In 2002, I went with my college roommate to Washington DC as part of the Washington Semester at American University. I joined the political science cohort where I met 20 other college students who also obsessed about politics.
Much of the class involved meeting working professionals to talk about their political life and career. We went to the New America Foundation. They sought to seek out new people interested in public policy. I found the conversation worthwhile, so I bought the book written by the founders.
However, I did not read the book until last week. The Radical Center presented a center-right look at where the American political system needed to go based on a changing society and the technological age.
In light of today’s politics, this center does not exist and most likely cannot exist.
Where Did We Go Wrong?
Halstead and Lind focused on where we could come together. Examples included:
- privatizing Social Security
- creating a government/private sector health care system to take over for everyone but Medicare
- a cap-and-trade program for carbon reductions

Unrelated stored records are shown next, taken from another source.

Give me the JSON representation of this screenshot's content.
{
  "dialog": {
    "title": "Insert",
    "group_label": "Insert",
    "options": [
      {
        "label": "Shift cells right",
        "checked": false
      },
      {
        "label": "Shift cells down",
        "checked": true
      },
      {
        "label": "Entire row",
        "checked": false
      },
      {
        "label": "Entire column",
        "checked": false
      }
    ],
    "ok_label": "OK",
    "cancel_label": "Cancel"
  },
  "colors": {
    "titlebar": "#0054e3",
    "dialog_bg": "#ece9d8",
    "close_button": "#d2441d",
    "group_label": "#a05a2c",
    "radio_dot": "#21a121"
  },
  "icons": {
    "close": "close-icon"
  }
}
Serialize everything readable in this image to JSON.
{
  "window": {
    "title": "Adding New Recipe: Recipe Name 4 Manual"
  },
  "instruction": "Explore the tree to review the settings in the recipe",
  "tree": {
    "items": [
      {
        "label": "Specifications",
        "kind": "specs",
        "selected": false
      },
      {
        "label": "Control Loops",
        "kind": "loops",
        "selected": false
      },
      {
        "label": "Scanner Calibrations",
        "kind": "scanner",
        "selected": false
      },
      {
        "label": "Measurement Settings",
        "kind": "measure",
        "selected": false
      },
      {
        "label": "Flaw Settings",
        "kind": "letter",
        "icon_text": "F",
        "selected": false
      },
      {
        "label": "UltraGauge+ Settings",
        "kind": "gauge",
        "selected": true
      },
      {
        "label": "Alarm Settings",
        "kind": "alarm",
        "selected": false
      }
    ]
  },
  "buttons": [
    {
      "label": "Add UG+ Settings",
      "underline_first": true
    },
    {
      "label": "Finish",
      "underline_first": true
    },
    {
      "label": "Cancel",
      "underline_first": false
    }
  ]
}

- rules behind genetic modification and stem cell research
- school vouchers
- the end of sales tax and corporate income tax and creation of a value added tax
- nationalizing the funding of education
- each baby born receives a “trust fund” that will accrue to $20,000 by the time they turn 18 to use for schooling, housing, or job training
The Radical Center could not see the response to President Obama and the end of the Bush administration. Forget about today’s political arena. It’s been broken for a very long time.
How the Great Recession Changed Our Lives
They tried to create a world where economic policy could change the to equal the playing field. However, when the banking sector collapsed in 2007, trust in our capital system ended. But the left and the right pointed their fingers at different people.
The left believed that corporations alone caused the problem. The right argued the people had too much debt and got more than they deserved. The experts came up with a plan that they tried to explain to people who don’t understand what happened. Those people get mad and want different solutions based on what they believe the problem was.
And at that point, we all decided we knew how to fix the world and that anyone who disagreed with us had the wrong answer. The greys that The Radical Center tried to show disappeared. And if a democratic republic functions, it needs to have greys and respect for the elected officials. They make the decisions so that we do not have to spend every waking moment understanding everything.
But we do not trust. And we do not compromise.
I do not know if I recommend this book. It’s a sad read because even though I disagreed with several points made, I know that we will never be able to do anything to solve any of these problems with the current state of affairs.
One major component of My Democratic Faith has been to look back at what liberty means and how one Supreme Court justice that I respect sees our country. I have discovered things we did that look as bad as anything today. I wrote articles about people that I never heard about. But most of all, I wanted to challenge my beliefs.
I think that continues to function as the core of my belief in our system. If you want to participate in it, you need to constantly question and think about how your beliefs can move forward by working with people who disagree with you. Politics should not remain a game. The Radical Center argued for policies that the center-right will never look at as possible today.